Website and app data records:
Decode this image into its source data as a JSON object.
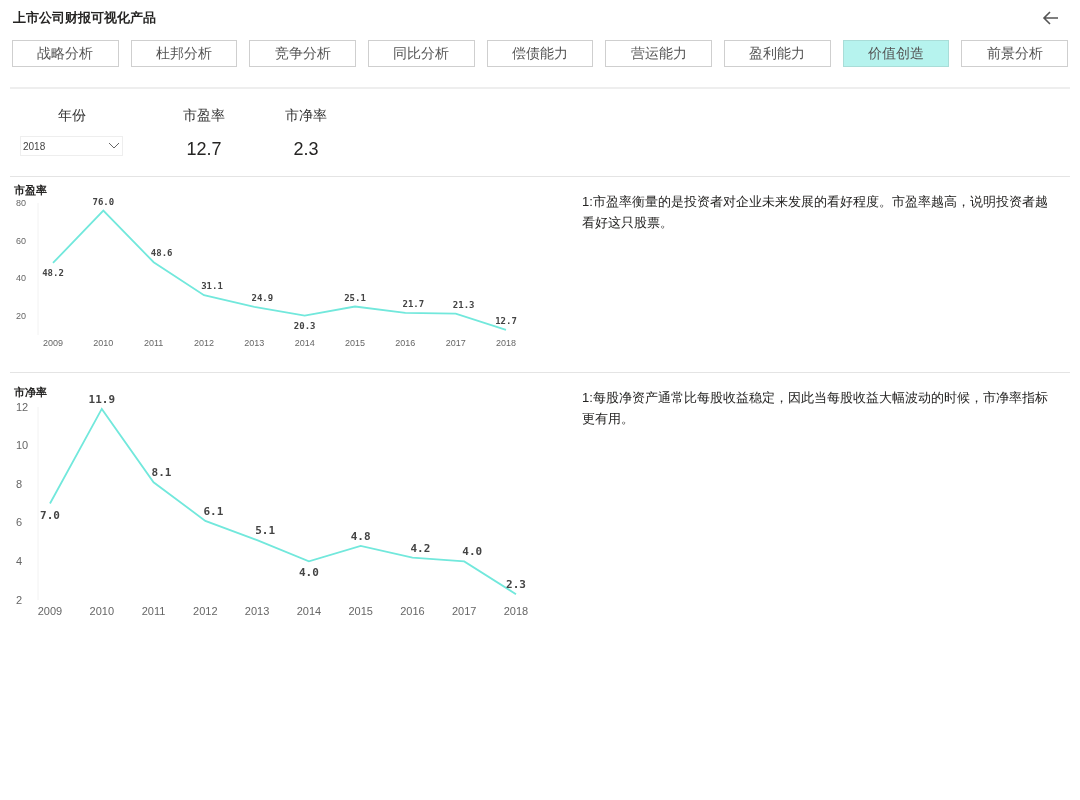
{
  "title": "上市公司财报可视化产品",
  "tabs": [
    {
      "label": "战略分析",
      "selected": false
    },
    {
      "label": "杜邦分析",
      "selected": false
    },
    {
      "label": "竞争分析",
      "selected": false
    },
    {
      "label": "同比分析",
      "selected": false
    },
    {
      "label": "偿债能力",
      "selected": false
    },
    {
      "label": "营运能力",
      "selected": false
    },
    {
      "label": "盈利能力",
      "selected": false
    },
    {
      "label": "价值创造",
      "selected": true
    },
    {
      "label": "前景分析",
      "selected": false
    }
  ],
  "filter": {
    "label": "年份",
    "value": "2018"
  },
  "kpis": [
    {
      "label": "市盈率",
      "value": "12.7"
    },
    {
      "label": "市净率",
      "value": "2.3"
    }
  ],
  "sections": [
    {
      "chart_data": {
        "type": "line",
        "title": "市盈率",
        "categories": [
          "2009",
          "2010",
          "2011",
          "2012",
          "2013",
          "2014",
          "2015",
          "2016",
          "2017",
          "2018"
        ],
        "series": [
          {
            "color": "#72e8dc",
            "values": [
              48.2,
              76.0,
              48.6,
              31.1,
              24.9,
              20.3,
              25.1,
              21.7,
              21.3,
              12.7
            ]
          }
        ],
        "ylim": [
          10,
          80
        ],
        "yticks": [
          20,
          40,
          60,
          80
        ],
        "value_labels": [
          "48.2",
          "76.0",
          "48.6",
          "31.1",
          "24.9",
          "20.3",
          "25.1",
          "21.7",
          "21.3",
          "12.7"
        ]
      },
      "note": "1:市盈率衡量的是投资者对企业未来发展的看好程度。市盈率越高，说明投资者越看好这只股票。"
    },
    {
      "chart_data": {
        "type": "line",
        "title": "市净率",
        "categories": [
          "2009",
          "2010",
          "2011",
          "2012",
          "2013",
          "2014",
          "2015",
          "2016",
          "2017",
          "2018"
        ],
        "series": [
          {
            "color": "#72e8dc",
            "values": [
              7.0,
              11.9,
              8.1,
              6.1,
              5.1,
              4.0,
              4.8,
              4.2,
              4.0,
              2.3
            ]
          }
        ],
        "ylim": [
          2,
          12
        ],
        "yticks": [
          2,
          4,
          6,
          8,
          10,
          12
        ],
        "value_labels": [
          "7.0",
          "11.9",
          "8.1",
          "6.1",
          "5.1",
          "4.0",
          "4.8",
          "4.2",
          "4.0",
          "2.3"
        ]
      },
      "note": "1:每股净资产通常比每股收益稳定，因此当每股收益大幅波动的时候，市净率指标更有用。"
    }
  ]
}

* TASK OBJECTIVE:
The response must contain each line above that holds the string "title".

* TASK RESULT:
  "title": "上市公司财报可视化产品",
        "title": "市盈率",
        "title": "市净率",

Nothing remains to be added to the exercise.